TASK PROMPT:
Once the pictures are set aside, copy the records below exactly as they stand.

===== DATA SHOWN

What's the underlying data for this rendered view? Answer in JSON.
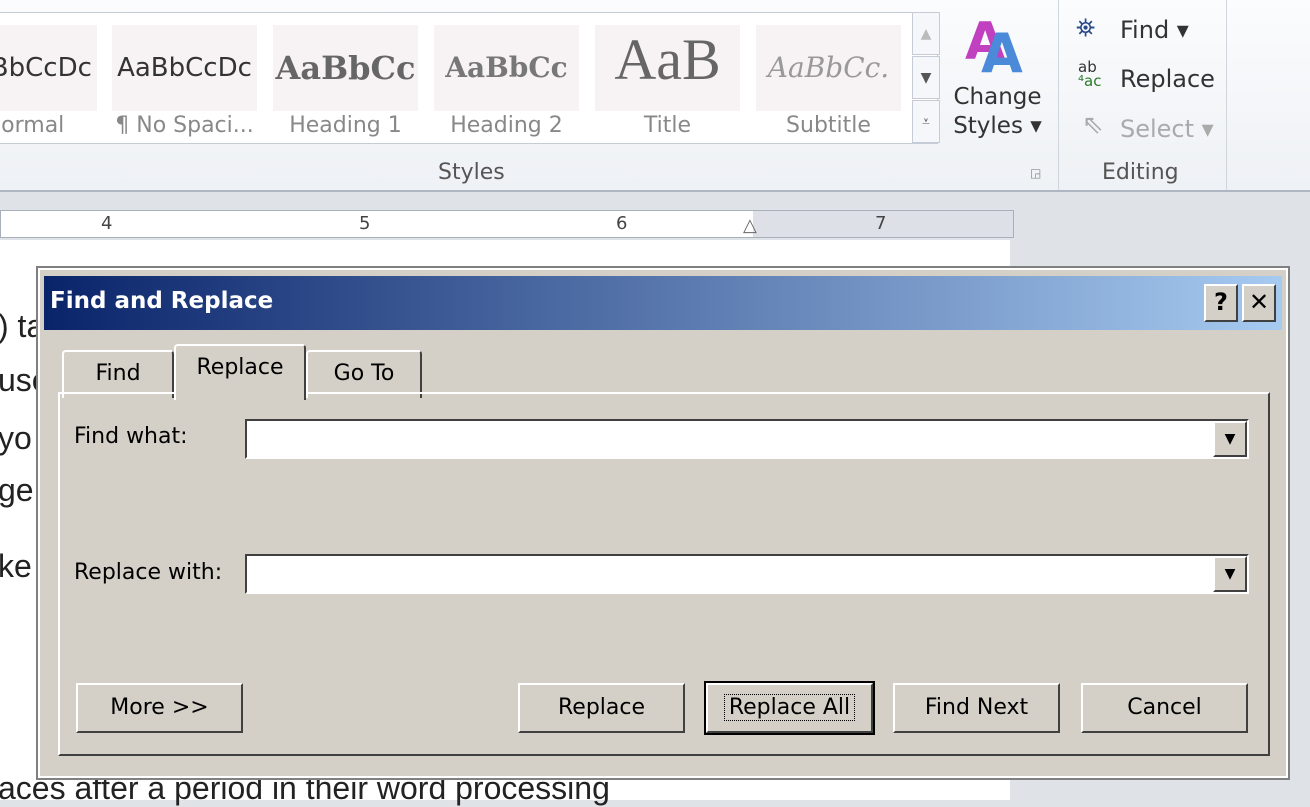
{
  "ribbon": {
    "styles": [
      {
        "preview": "AaBbCcDc",
        "name": "Normal"
      },
      {
        "preview": "AaBbCcDc",
        "name": "¶ No Spaci..."
      },
      {
        "preview": "AaBbCc",
        "name": "Heading 1"
      },
      {
        "preview": "AaBbCc",
        "name": "Heading 2"
      },
      {
        "preview": "AaB",
        "name": "Title"
      },
      {
        "preview": "AaBbCc.",
        "name": "Subtitle"
      }
    ],
    "styles_group": "Styles",
    "change_styles": [
      "Change",
      "Styles ▾"
    ],
    "editing": {
      "find": "Find ▾",
      "replace": "Replace",
      "select": "Select ▾",
      "group": "Editing"
    }
  },
  "ruler": {
    "numbers": [
      "4",
      "5",
      "6",
      "7"
    ]
  },
  "document": {
    "fragments": [
      ") ta",
      "use",
      "yo",
      "ge",
      "ke",
      "aces after a period in their word processing"
    ]
  },
  "dialog": {
    "title": "Find and Replace",
    "help": "?",
    "close": "✕",
    "tabs": [
      {
        "label": "Find"
      },
      {
        "label": "Replace",
        "active": true
      },
      {
        "label": "Go To"
      }
    ],
    "find_what_label": "Find what:",
    "find_what_value": "",
    "replace_with_label": "Replace with:",
    "replace_with_value": "",
    "buttons": {
      "more": "More >>",
      "replace": "Replace",
      "replace_all": "Replace All",
      "find_next": "Find Next",
      "cancel": "Cancel"
    }
  }
}
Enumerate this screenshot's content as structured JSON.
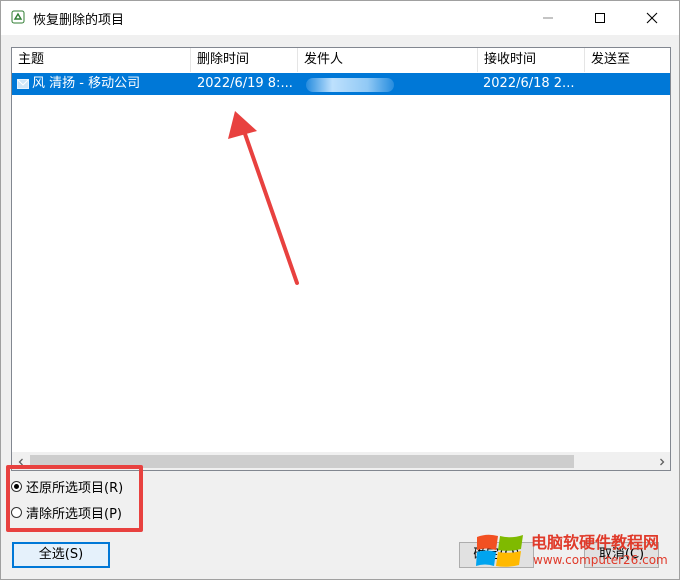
{
  "window": {
    "title": "恢复删除的项目"
  },
  "list": {
    "columns": [
      "主题",
      "删除时间",
      "发件人",
      "接收时间",
      "发送至"
    ],
    "rows": [
      {
        "subject": "风 清扬 - 移动公司",
        "deleted_time": "2022/6/19 8:...",
        "sender": "",
        "received_time": "2022/6/18 2...",
        "sent_to": ""
      }
    ]
  },
  "options": {
    "restore_label": "还原所选项目(R)",
    "purge_label": "清除所选项目(P)",
    "selected": "restore"
  },
  "buttons": {
    "select_all": "全选(S)",
    "ok": "确定(O)",
    "cancel": "取消(C)"
  },
  "watermark": {
    "title": "电脑软硬件教程网",
    "url": "www.computer26.com"
  },
  "colors": {
    "selection": "#0078d7",
    "annotation_red": "#e8413f"
  }
}
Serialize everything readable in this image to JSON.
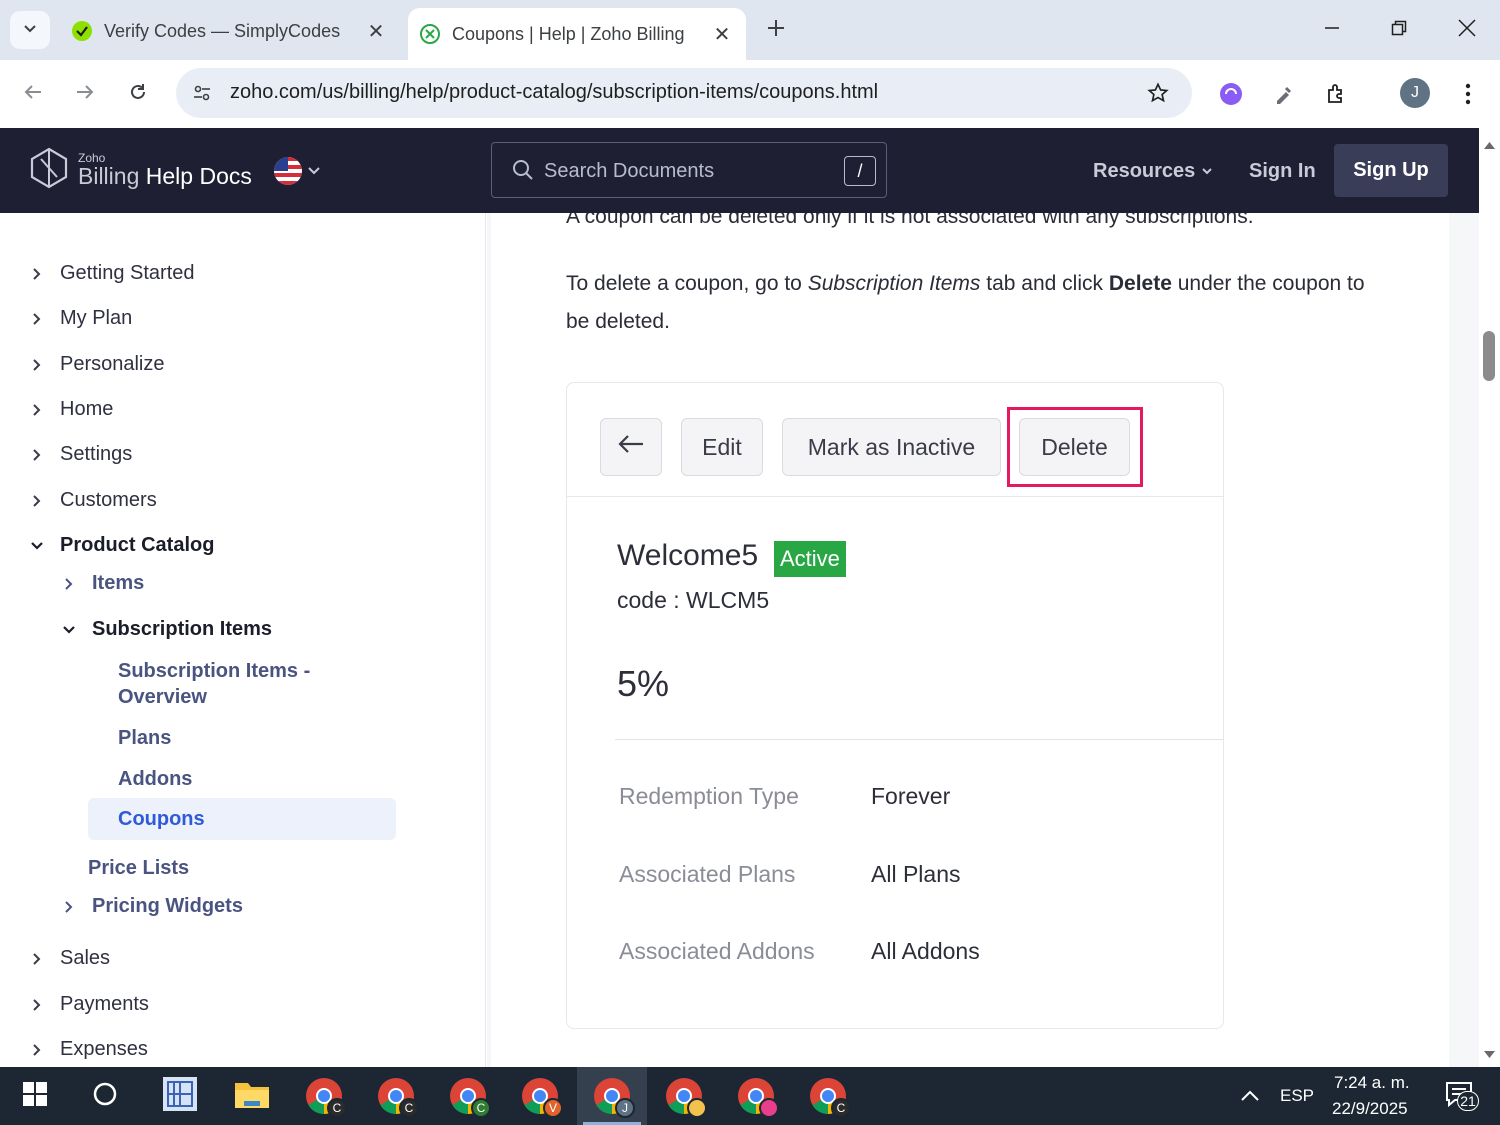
{
  "browser": {
    "tabs": [
      {
        "title": "Verify Codes — SimplyCodes",
        "active": false
      },
      {
        "title": "Coupons | Help | Zoho Billing",
        "active": true
      }
    ],
    "url": "zoho.com/us/billing/help/product-catalog/subscription-items/coupons.html",
    "profile_initial": "J"
  },
  "site_header": {
    "logo_small": "Zoho",
    "logo_product": "Billing",
    "logo_suffix": "Help Docs",
    "search_placeholder": "Search Documents",
    "search_shortcut": "/",
    "resources_label": "Resources",
    "signin_label": "Sign In",
    "signup_label": "Sign Up"
  },
  "sidebar": {
    "items": [
      {
        "label": "Getting Started"
      },
      {
        "label": "My Plan"
      },
      {
        "label": "Personalize"
      },
      {
        "label": "Home"
      },
      {
        "label": "Settings"
      },
      {
        "label": "Customers"
      },
      {
        "label": "Product Catalog",
        "expanded": true
      },
      {
        "label": "Items"
      },
      {
        "label": "Subscription Items",
        "expanded": true
      },
      {
        "label": "Subscription Items -"
      },
      {
        "label": "Overview"
      },
      {
        "label": "Plans"
      },
      {
        "label": "Addons"
      },
      {
        "label": "Coupons",
        "active": true
      },
      {
        "label": "Price Lists"
      },
      {
        "label": "Pricing Widgets"
      },
      {
        "label": "Sales"
      },
      {
        "label": "Payments"
      },
      {
        "label": "Expenses"
      }
    ]
  },
  "article": {
    "partial_line": "A coupon can be deleted only if it is not associated with any subscriptions.",
    "para_1": "To delete a coupon, go to ",
    "para_em": "Subscription Items",
    "para_2": " tab and click ",
    "para_bold": "Delete",
    "para_3": " under the coupon to be deleted."
  },
  "screenshot": {
    "buttons": {
      "edit": "Edit",
      "mark_inactive": "Mark as Inactive",
      "delete": "Delete"
    },
    "coupon_name": "Welcome5",
    "status": "Active",
    "code_line": "code : WLCM5",
    "discount": "5%",
    "details": [
      {
        "label": "Redemption Type",
        "value": "Forever"
      },
      {
        "label": "Associated Plans",
        "value": "All Plans"
      },
      {
        "label": "Associated Addons",
        "value": "All Addons"
      }
    ]
  },
  "taskbar": {
    "language": "ESP",
    "time": "7:24 a. m.",
    "date": "22/9/2025",
    "notifications": "21",
    "chrome_profiles": [
      "C",
      "C",
      "C",
      "V",
      "J",
      "",
      "",
      "C"
    ]
  },
  "colors": {
    "header_bg": "#1e1f33",
    "active_badge": "#2aa745",
    "highlight": "#e5195f",
    "sidebar_active": "#2f5bd8"
  }
}
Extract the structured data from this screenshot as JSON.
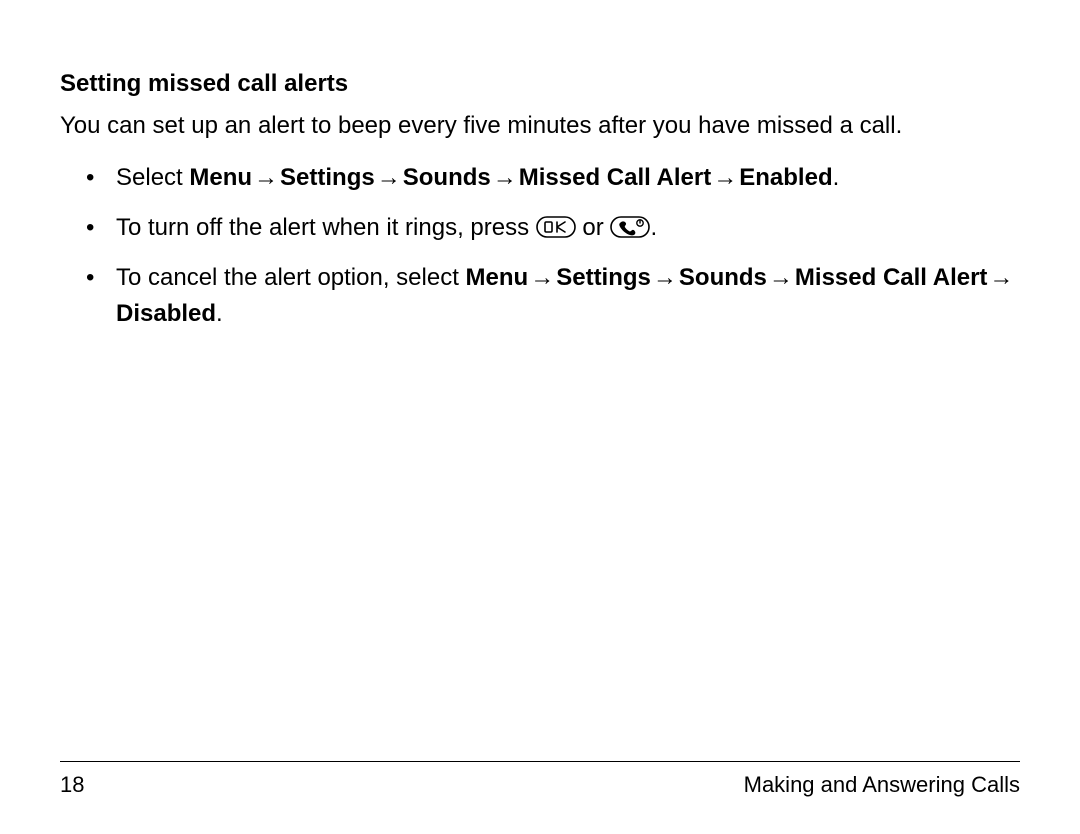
{
  "heading": "Setting missed call alerts",
  "intro": "You can set up an alert to beep every five minutes after you have missed a call.",
  "arrow": "→",
  "bullet1": {
    "prefix": "Select ",
    "path": [
      "Menu",
      "Settings",
      "Sounds",
      "Missed Call Alert",
      "Enabled"
    ],
    "suffix": "."
  },
  "bullet2": {
    "prefix": "To turn off the alert when it rings, press ",
    "mid": " or ",
    "suffix": "."
  },
  "bullet3": {
    "prefix": "To cancel the alert option, select ",
    "path": [
      "Menu",
      "Settings",
      "Sounds",
      "Missed Call Alert",
      "Disabled"
    ],
    "suffix": "."
  },
  "footer": {
    "page_number": "18",
    "section": "Making and Answering Calls"
  },
  "icons": {
    "ok_key": "ok-key-icon",
    "end_key": "end-call-key-icon"
  }
}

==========

REPLY:
What's the underlying data for this rendered view? Answer in JSON.
{
  "ribbon": {
    "styles": [
      {
        "preview": "AaBbCcDc",
        "name": "Normal"
      },
      {
        "preview": "AaBbCcDc",
        "name": "¶ No Spaci..."
      },
      {
        "preview": "AaBbCc",
        "name": "Heading 1"
      },
      {
        "preview": "AaBbCc",
        "name": "Heading 2"
      },
      {
        "preview": "AaB",
        "name": "Title"
      },
      {
        "preview": "AaBbCc.",
        "name": "Subtitle"
      }
    ],
    "styles_group": "Styles",
    "change_styles": [
      "Change",
      "Styles ▾"
    ],
    "editing": {
      "find": "Find ▾",
      "replace": "Replace",
      "select": "Select ▾",
      "group": "Editing"
    }
  },
  "ruler": {
    "numbers": [
      "4",
      "5",
      "6",
      "7"
    ]
  },
  "document": {
    "fragments": [
      ") ta",
      "use",
      "yo",
      "ge",
      "ke",
      "aces after a period in their word processing"
    ]
  },
  "dialog": {
    "title": "Find and Replace",
    "help": "?",
    "close": "✕",
    "tabs": [
      {
        "label": "Find"
      },
      {
        "label": "Replace",
        "active": true
      },
      {
        "label": "Go To"
      }
    ],
    "find_what_label": "Find what:",
    "find_what_value": "",
    "replace_with_label": "Replace with:",
    "replace_with_value": "",
    "buttons": {
      "more": "More >>",
      "replace": "Replace",
      "replace_all": "Replace All",
      "find_next": "Find Next",
      "cancel": "Cancel"
    }
  }
}
Enumerate this screenshot's content as structured JSON.
{
  "window": {
    "title": "恢复删除的项目"
  },
  "list": {
    "columns": [
      "主题",
      "删除时间",
      "发件人",
      "接收时间",
      "发送至"
    ],
    "rows": [
      {
        "subject": "风 清扬 - 移动公司",
        "deleted_time": "2022/6/19 8:...",
        "sender": "",
        "received_time": "2022/6/18 2...",
        "sent_to": ""
      }
    ]
  },
  "options": {
    "restore_label": "还原所选项目(R)",
    "purge_label": "清除所选项目(P)",
    "selected": "restore"
  },
  "buttons": {
    "select_all": "全选(S)",
    "ok": "确定(O)",
    "cancel": "取消(C)"
  },
  "watermark": {
    "title": "电脑软硬件教程网",
    "url": "www.computer26.com"
  },
  "colors": {
    "selection": "#0078d7",
    "annotation_red": "#e8413f"
  }
}
Serialize everything readable in this image to JSON.
{
  "browser": {
    "tabs": [
      {
        "title": "Verify Codes — SimplyCodes",
        "active": false
      },
      {
        "title": "Coupons | Help | Zoho Billing",
        "active": true
      }
    ],
    "url": "zoho.com/us/billing/help/product-catalog/subscription-items/coupons.html",
    "profile_initial": "J"
  },
  "site_header": {
    "logo_small": "Zoho",
    "logo_product": "Billing",
    "logo_suffix": "Help Docs",
    "search_placeholder": "Search Documents",
    "search_shortcut": "/",
    "resources_label": "Resources",
    "signin_label": "Sign In",
    "signup_label": "Sign Up"
  },
  "sidebar": {
    "items": [
      {
        "label": "Getting Started"
      },
      {
        "label": "My Plan"
      },
      {
        "label": "Personalize"
      },
      {
        "label": "Home"
      },
      {
        "label": "Settings"
      },
      {
        "label": "Customers"
      },
      {
        "label": "Product Catalog",
        "expanded": true
      },
      {
        "label": "Items"
      },
      {
        "label": "Subscription Items",
        "expanded": true
      },
      {
        "label": "Subscription Items -"
      },
      {
        "label": "Overview"
      },
      {
        "label": "Plans"
      },
      {
        "label": "Addons"
      },
      {
        "label": "Coupons",
        "active": true
      },
      {
        "label": "Price Lists"
      },
      {
        "label": "Pricing Widgets"
      },
      {
        "label": "Sales"
      },
      {
        "label": "Payments"
      },
      {
        "label": "Expenses"
      }
    ]
  },
  "article": {
    "partial_line": "A coupon can be deleted only if it is not associated with any subscriptions.",
    "para_1": "To delete a coupon, go to ",
    "para_em": "Subscription Items",
    "para_2": " tab and click ",
    "para_bold": "Delete",
    "para_3": " under the coupon to be deleted."
  },
  "screenshot": {
    "buttons": {
      "edit": "Edit",
      "mark_inactive": "Mark as Inactive",
      "delete": "Delete"
    },
    "coupon_name": "Welcome5",
    "status": "Active",
    "code_line": "code : WLCM5",
    "discount": "5%",
    "details": [
      {
        "label": "Redemption Type",
        "value": "Forever"
      },
      {
        "label": "Associated Plans",
        "value": "All Plans"
      },
      {
        "label": "Associated Addons",
        "value": "All Addons"
      }
    ]
  },
  "taskbar": {
    "language": "ESP",
    "time": "7:24 a. m.",
    "date": "22/9/2025",
    "notifications": "21",
    "chrome_profiles": [
      "C",
      "C",
      "C",
      "V",
      "J",
      "",
      "",
      "C"
    ]
  },
  "colors": {
    "header_bg": "#1e1f33",
    "active_badge": "#2aa745",
    "highlight": "#e5195f",
    "sidebar_active": "#2f5bd8"
  }
}
Extract the structured data from this screenshot as JSON.
{
  "heading": "Setting missed call alerts",
  "intro": "You can set up an alert to beep every five minutes after you have missed a call.",
  "arrow": "→",
  "bullet1": {
    "prefix": "Select ",
    "path": [
      "Menu",
      "Settings",
      "Sounds",
      "Missed Call Alert",
      "Enabled"
    ],
    "suffix": "."
  },
  "bullet2": {
    "prefix": "To turn off the alert when it rings, press ",
    "mid": " or ",
    "suffix": "."
  },
  "bullet3": {
    "prefix": "To cancel the alert option, select ",
    "path": [
      "Menu",
      "Settings",
      "Sounds",
      "Missed Call Alert",
      "Disabled"
    ],
    "suffix": "."
  },
  "footer": {
    "page_number": "18",
    "section": "Making and Answering Calls"
  },
  "icons": {
    "ok_key": "ok-key-icon",
    "end_key": "end-call-key-icon"
  }
}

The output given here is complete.